‘No reasonable person could read it as meaning that the doctor’s discretion could ordinarily override parental right. Illustrations are given in the text of exceptional cases in which the doctor may take the “most unusual” course of not consulting the parent. Only in exceptional cases does the guidance contemplate him exercising his clinical judgment without the parent’s knowledge and consent.’ (per Lord Scarman at paragraph 181)
The worst example of NHS overreach we have seen was this letter, sent by a GP practice for the attention of a ten-year-old child and shared with us by their concerned parent.
Unbelievably, the child was informed that as he/she is now approaching their 11th birthday, the practice must ensure that contact details on their medical record are the child’s own.In the letter, the child is instructed to email or call the practice, or even go into the surgery, to give their personal contact details, and that if the child wishes to keep their parents’ contact details on their record, they must fill in a third-party consent form to grant his/her parent access to their medical record!
It is self-evidently completely inappropriate and unacceptable for adults to contact other people’s children in this way, especially at the age of ten, or to involve them in adult processes and decisions in a completely age-inappropriate way. No child should be subjected to direct approaches from a GP practice regarding their medical care. To suggest that a child of ten shares their personal contact details, or travels (alone?) to the practice to fill in forms that they are unlikely fully to comprehend, is surely a child protection issue. The lack of scrutiny and secrecy of the resulting communications would be a red flag in all other interactions between a child and unrelated adult in society, and is by its nature coercive due to the extreme imbalance of power and knowledge.
We have contacted Unity Health directly, in the form of an open letter to their managing partner, Mrs Louise Johnston, which we have published on our website. We have asked her to respond as a matter of urgency to the safeguarding concerns we have raised and will publish any response that is forthcoming.

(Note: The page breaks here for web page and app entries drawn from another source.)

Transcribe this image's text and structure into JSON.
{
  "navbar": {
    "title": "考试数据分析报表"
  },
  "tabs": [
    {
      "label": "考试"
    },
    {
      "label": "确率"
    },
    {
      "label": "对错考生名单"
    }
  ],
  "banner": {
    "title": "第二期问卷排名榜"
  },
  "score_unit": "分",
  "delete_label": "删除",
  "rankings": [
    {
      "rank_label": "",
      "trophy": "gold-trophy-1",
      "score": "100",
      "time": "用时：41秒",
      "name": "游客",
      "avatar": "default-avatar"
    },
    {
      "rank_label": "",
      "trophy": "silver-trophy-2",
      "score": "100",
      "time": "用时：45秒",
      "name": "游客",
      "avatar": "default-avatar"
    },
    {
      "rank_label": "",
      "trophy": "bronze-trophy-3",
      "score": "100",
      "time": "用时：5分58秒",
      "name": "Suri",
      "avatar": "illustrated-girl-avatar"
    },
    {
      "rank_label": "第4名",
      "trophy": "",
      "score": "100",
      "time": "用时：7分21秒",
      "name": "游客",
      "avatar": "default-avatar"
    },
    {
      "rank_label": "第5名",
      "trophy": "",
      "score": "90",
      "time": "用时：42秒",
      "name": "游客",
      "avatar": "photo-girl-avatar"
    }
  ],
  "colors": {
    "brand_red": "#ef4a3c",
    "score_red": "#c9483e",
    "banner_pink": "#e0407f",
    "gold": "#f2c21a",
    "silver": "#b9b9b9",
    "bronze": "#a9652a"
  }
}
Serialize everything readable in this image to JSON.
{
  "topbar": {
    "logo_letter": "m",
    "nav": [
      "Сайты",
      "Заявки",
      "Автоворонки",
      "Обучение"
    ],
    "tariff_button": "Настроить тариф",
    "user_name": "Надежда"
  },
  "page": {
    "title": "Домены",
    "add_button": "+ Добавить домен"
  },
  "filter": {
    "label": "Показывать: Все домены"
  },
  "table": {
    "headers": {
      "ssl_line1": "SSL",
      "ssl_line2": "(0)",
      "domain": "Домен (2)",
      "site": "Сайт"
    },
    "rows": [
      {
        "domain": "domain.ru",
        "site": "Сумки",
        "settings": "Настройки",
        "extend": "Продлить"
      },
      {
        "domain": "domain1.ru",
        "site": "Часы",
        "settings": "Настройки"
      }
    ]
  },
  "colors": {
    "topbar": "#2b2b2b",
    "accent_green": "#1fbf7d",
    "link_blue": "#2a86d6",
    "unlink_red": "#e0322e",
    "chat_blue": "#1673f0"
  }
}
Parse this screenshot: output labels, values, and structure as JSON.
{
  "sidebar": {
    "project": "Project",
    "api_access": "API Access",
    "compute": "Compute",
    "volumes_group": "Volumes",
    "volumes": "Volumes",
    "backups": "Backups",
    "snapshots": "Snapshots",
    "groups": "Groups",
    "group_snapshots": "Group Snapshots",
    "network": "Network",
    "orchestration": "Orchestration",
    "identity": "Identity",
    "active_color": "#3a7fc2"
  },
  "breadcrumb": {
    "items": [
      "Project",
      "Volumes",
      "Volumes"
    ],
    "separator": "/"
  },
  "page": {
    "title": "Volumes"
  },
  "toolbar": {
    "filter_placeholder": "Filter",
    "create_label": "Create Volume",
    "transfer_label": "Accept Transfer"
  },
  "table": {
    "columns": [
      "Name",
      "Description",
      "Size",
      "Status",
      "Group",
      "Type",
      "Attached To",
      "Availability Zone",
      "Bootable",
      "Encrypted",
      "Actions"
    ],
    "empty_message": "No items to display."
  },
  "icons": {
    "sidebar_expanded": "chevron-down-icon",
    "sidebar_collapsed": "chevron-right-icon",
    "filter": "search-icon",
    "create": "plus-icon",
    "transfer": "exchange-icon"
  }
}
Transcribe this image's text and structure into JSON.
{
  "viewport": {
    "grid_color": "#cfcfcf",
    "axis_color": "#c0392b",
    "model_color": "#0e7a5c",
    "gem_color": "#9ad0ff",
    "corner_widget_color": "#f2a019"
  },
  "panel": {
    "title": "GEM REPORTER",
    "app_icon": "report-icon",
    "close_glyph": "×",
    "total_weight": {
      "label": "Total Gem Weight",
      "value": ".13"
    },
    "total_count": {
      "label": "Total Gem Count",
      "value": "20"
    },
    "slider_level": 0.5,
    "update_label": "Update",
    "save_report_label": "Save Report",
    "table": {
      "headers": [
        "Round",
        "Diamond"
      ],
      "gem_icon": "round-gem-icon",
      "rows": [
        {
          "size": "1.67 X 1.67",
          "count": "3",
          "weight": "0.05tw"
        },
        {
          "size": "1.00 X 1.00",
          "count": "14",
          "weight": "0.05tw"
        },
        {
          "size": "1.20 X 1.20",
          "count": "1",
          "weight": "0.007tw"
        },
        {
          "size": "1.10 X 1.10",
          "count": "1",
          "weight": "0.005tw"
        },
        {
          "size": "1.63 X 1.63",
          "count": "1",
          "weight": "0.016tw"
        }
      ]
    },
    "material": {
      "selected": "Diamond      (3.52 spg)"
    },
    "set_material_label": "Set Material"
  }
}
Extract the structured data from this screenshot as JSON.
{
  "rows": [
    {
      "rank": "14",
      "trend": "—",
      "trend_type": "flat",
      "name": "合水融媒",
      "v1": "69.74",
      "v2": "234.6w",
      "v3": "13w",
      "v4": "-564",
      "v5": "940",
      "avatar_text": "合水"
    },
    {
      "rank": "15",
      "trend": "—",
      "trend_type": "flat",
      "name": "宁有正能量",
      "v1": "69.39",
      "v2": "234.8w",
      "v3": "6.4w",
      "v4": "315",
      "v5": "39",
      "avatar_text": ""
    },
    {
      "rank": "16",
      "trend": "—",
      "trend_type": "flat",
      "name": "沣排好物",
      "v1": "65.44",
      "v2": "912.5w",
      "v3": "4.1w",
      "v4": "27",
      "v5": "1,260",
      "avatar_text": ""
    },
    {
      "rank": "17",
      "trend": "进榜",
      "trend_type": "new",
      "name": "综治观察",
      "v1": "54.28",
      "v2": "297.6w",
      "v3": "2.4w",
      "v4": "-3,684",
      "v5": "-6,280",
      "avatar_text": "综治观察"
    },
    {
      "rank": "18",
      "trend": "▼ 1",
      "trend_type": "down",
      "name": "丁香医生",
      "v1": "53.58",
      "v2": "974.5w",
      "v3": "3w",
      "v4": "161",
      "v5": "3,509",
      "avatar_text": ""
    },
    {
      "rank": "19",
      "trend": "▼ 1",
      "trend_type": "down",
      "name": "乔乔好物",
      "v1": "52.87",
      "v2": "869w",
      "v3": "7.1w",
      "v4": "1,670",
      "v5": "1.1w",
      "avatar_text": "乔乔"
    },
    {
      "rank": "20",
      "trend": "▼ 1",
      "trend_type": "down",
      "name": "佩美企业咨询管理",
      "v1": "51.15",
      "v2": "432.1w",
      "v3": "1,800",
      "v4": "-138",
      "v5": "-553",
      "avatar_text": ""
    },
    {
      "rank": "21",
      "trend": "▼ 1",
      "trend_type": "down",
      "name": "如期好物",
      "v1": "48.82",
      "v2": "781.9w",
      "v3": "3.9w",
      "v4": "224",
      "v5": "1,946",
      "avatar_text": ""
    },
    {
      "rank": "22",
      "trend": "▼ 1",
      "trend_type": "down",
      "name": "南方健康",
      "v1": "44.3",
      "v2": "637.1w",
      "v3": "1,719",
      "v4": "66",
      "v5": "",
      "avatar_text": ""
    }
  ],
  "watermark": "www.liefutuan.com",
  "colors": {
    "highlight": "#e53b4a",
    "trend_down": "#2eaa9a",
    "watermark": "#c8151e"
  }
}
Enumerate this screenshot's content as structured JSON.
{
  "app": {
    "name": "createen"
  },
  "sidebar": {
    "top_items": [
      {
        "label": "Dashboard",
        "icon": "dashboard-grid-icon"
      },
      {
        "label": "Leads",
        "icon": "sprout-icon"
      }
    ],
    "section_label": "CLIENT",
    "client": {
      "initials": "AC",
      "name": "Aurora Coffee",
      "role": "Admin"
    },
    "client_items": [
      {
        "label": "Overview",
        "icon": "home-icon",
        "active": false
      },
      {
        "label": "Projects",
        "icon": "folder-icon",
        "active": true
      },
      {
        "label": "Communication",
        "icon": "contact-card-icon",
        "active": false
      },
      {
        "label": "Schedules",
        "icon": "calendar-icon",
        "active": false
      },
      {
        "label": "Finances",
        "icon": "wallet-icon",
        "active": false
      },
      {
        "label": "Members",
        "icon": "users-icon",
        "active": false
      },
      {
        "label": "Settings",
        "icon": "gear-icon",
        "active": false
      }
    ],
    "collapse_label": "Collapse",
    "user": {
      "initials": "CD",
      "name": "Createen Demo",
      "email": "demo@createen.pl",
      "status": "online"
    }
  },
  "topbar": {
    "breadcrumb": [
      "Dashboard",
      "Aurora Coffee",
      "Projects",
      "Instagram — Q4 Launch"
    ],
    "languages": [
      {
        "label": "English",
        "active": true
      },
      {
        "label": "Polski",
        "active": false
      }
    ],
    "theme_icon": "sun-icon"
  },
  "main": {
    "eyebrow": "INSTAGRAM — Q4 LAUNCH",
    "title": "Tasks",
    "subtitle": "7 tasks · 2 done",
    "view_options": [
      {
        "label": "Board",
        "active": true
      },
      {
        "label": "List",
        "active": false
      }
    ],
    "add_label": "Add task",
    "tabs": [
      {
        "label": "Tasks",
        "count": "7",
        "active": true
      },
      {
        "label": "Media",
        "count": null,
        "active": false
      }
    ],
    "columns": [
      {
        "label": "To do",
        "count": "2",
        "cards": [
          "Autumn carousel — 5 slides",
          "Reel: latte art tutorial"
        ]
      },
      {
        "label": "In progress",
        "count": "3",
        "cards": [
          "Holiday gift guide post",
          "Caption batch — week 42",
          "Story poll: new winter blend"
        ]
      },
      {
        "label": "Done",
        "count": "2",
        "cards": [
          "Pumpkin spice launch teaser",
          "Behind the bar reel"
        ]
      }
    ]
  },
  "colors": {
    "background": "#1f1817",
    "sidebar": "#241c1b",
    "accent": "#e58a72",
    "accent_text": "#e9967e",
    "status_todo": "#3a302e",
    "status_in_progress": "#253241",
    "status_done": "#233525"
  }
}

We would be interested to hear from parents to see how widespread this phenomenon is, as it is unclear whether this is confined to a few rogue GP practices and NHS Trusts or is a more established national NHS policy. Please send any similar correspondence to email@example.com, with all personal details redacted. This behaviour constitutes a direct attack by the state (through the NHS) on the family, threatening the right of parents to be involved in or make healthcare decisions for their own children, knowing their best interests. Parents must push back against this gross state overreach and protect their children from the nanny state.